Last thing to do is mulch. If you have mulch there already, add more but stir the old mulch first. Some mulch packs down and has to be stirred a bit for better water penetration. Mulch keeps the bed moist and controls the weeds.  With mulch in place, I do not have to worry about weeds for awhile.  Years ago, I never used mulch because I wanted to see the soil around the rose beds.  Now with the passing years, I find I have less time to garden or maybe I’m slowing down and it takes more time to do garden work.  I used to weed a lot but with mulch, I don’t have to do as much weeding as before.  Nowadays, I can relax a little bit after I finish the last bed. 

Roses are easy plants to grow contrary to popular belief. Why do you think Roses have been around for millions of years?  All they need are food, water and sunlight.  Just like you and me. We want to help you grow Beautiful Roses!

Here at Rose Gardening World, we’ll educate you about the Rose - our National Floral Emblem and the state flower of several states.  Welcome to Rose Gardening World where Rose Gardening Tips, Rose Growing Advice, Planning a Rose Garden, Rose Descriptions, Where to Buy Roses, Where to see Rose Gardens, Rose Culture, Rose History, Roses in Art, Rose Events, Rose Verses are all here in one place. So, plant a rose today! 

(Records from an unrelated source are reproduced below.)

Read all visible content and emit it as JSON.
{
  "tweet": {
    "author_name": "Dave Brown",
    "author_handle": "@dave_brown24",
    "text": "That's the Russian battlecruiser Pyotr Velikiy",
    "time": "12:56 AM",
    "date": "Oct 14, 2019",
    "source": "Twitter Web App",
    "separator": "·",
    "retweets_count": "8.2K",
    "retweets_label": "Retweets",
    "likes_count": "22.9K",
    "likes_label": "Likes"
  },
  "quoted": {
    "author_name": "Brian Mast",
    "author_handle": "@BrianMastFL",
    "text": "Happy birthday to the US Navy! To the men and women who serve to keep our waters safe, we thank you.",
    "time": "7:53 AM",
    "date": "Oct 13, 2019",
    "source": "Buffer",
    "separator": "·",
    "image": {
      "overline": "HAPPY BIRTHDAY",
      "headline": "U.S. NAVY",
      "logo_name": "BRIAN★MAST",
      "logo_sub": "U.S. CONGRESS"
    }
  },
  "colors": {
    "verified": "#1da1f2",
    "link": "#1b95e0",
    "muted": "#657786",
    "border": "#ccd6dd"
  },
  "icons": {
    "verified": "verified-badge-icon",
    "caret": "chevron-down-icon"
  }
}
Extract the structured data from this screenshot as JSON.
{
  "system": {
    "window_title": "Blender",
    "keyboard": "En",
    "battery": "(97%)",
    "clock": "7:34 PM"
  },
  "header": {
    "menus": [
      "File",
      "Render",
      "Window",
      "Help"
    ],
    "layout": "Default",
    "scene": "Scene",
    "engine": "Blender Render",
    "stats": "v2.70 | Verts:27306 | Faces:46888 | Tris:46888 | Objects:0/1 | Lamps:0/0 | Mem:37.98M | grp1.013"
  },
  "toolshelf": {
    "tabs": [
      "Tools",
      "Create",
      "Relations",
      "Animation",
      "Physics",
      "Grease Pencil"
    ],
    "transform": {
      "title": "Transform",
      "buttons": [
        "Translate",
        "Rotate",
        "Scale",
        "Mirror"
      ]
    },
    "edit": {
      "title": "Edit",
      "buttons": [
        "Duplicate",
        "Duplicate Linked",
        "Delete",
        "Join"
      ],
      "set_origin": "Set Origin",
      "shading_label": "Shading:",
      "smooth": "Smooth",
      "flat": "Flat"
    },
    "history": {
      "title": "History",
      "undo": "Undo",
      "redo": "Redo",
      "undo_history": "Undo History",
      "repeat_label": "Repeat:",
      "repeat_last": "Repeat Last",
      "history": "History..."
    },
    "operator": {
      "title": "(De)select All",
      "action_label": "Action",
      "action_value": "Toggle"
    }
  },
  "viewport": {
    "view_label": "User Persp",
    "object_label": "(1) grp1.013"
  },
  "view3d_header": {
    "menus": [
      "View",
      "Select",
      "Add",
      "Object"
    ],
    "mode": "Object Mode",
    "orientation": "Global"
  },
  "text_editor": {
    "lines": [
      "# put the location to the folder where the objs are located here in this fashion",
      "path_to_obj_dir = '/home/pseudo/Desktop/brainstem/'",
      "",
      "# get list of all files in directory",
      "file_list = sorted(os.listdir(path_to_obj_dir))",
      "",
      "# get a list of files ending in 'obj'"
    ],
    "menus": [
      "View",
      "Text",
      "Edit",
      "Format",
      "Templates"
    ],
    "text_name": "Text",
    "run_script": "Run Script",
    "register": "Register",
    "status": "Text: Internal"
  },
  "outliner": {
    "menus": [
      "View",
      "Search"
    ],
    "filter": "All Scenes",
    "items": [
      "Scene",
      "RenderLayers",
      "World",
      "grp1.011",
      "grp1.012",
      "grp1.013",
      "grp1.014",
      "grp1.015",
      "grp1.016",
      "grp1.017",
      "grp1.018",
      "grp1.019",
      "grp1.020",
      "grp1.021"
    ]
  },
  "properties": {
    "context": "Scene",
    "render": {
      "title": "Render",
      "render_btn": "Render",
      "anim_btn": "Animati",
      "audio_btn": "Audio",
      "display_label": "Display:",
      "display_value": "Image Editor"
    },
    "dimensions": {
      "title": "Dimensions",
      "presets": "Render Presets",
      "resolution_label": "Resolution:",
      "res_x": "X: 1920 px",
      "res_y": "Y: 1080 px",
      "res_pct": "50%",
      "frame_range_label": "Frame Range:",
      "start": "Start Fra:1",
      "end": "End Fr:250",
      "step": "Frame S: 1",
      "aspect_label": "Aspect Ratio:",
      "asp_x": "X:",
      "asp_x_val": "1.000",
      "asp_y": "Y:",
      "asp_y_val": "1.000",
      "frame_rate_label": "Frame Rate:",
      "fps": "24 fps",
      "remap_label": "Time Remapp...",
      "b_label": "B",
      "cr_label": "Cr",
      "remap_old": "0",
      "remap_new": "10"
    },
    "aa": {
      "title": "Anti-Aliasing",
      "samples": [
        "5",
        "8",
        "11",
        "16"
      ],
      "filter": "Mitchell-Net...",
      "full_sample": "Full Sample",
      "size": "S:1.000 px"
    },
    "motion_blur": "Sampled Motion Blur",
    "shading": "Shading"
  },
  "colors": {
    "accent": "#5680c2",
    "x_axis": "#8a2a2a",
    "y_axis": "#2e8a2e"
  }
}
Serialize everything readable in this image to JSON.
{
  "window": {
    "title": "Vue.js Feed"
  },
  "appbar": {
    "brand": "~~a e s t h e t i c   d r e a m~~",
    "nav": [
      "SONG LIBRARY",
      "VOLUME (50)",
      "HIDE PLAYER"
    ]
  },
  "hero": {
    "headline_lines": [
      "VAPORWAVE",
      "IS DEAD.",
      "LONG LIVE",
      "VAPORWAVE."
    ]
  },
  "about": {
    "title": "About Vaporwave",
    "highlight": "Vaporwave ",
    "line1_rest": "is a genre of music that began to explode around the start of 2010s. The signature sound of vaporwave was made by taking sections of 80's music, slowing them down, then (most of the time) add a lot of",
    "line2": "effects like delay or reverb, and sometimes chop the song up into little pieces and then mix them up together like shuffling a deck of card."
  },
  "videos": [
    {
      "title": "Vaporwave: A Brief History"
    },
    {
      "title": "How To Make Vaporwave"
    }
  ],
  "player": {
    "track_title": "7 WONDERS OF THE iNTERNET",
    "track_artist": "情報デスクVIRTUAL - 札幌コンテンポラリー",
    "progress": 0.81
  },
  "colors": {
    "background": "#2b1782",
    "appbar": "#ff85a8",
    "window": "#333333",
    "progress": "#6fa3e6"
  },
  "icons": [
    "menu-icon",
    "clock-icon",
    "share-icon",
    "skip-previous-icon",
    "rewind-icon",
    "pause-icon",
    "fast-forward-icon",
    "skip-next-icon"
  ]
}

We are constantly updating our contents so visit Rose Gardening World often and be a follower.  We welcome comments.  Take time and smell the roses.  Happy Rose Gardening!

Check my other blogs:
Visit my website

No comments:

Post a Comment

Epsom Salt and Its Role in the Rose Garden

Epsom Salt or Magnesium Sulfate is a chemical compound made up of magn...